» Aim of the exercise: Answer with a single number: the count of lines below that hold "Company".

┌────────

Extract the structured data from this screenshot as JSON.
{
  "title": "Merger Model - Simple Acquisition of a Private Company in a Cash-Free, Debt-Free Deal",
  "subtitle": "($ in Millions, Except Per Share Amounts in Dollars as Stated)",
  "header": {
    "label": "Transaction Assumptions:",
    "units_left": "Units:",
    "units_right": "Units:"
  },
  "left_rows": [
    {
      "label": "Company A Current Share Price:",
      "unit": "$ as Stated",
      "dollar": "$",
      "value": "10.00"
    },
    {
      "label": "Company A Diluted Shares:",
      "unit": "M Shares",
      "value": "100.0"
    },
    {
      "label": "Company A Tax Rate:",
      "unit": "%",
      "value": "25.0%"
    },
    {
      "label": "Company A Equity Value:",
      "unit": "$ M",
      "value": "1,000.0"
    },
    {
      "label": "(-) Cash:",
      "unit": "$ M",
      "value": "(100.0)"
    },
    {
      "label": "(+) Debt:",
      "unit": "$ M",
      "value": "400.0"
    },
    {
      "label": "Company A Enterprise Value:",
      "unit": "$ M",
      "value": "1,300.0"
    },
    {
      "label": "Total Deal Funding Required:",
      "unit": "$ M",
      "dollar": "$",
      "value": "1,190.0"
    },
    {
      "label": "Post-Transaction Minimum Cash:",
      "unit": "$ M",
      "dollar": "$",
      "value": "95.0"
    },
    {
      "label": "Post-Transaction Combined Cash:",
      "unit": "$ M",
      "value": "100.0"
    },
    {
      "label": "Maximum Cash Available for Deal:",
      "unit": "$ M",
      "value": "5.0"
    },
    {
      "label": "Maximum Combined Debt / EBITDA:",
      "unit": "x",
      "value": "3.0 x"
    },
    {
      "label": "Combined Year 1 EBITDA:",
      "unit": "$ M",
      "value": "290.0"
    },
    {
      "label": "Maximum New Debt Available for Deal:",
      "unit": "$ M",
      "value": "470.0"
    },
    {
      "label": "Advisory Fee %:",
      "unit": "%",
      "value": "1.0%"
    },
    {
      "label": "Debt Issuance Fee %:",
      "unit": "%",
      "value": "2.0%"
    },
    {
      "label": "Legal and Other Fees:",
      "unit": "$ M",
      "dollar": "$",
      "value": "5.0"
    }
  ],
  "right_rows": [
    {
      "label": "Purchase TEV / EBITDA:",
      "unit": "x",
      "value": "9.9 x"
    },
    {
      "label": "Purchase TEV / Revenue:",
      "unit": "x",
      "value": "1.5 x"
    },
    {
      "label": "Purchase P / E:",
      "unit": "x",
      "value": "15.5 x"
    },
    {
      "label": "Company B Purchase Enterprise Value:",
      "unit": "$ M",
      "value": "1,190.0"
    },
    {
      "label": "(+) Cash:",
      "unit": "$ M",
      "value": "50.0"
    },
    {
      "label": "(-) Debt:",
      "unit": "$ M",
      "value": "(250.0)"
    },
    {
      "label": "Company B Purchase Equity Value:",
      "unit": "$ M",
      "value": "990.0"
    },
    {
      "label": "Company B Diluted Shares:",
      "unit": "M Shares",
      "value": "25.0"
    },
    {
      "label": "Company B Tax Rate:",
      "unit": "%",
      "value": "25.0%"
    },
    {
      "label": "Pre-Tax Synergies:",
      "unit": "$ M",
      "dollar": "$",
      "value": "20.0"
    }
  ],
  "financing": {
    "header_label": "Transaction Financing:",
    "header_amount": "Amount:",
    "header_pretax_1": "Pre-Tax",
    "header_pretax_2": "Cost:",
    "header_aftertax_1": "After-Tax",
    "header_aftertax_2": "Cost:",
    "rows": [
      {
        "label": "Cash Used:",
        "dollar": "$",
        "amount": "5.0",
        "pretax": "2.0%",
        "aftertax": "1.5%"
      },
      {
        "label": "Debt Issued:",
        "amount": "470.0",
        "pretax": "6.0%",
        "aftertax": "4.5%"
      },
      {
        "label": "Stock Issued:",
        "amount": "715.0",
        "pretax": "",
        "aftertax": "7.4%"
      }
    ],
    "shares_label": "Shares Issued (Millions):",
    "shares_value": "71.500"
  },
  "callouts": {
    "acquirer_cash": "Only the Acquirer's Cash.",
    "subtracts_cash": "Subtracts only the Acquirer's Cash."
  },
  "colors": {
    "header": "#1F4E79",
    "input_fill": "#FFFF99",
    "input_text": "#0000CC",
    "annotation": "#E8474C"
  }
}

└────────

» Output: 10